» Work task:
The whole listing should be given back without any alteration.

START Available data

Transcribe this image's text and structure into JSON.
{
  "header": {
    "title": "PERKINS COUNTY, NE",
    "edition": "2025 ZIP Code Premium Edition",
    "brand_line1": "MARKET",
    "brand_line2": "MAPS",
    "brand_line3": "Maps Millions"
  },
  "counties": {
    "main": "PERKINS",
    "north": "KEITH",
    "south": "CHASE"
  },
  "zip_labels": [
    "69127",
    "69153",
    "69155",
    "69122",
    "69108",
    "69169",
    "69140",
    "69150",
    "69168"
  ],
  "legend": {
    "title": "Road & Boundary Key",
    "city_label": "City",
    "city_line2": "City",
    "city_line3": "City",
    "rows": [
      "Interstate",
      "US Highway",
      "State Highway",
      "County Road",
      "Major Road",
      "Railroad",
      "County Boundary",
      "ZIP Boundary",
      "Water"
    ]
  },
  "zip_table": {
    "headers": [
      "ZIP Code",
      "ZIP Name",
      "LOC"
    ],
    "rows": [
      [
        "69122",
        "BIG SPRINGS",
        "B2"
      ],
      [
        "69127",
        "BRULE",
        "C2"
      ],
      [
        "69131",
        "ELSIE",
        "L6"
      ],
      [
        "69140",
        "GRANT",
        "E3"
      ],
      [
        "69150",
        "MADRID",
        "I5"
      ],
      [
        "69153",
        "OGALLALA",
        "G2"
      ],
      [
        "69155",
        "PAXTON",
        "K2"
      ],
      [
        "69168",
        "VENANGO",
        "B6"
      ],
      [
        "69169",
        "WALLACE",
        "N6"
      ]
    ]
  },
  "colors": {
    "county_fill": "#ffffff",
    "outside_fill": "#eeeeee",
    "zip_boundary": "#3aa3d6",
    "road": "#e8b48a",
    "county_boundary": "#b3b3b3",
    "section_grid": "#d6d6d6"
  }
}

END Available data

» Answer to this exercise:
Transcribe this image's text and structure into JSON.
{
  "header": {
    "title": "PERKINS COUNTY, NE",
    "edition": "2025 ZIP Code Premium Edition",
    "brand_line1": "MARKET",
    "brand_line2": "MAPS",
    "brand_line3": "Maps Millions"
  },
  "counties": {
    "main": "PERKINS",
    "north": "KEITH",
    "south": "CHASE"
  },
  "zip_labels": [
    "69127",
    "69153",
    "69155",
    "69122",
    "69108",
    "69169",
    "69140",
    "69150",
    "69168"
  ],
  "legend": {
    "title": "Road & Boundary Key",
    "city_label": "City",
    "city_line2": "City",
    "city_line3": "City",
    "rows": [
      "Interstate",
      "US Highway",
      "State Highway",
      "County Road",
      "Major Road",
      "Railroad",
      "County Boundary",
      "ZIP Boundary",
      "Water"
    ]
  },
  "zip_table": {
    "headers": [
      "ZIP Code",
      "ZIP Name",
      "LOC"
    ],
    "rows": [
      [
        "69122",
        "BIG SPRINGS",
        "B2"
      ],
      [
        "69127",
        "BRULE",
        "C2"
      ],
      [
        "69131",
        "ELSIE",
        "L6"
      ],
      [
        "69140",
        "GRANT",
        "E3"
      ],
      [
        "69150",
        "MADRID",
        "I5"
      ],
      [
        "69153",
        "OGALLALA",
        "G2"
      ],
      [
        "69155",
        "PAXTON",
        "K2"
      ],
      [
        "69168",
        "VENANGO",
        "B6"
      ],
      [
        "69169",
        "WALLACE",
        "N6"
      ]
    ]
  },
  "colors": {
    "county_fill": "#ffffff",
    "outside_fill": "#eeeeee",
    "zip_boundary": "#3aa3d6",
    "road": "#e8b48a",
    "county_boundary": "#b3b3b3",
    "section_grid": "#d6d6d6"
  }
}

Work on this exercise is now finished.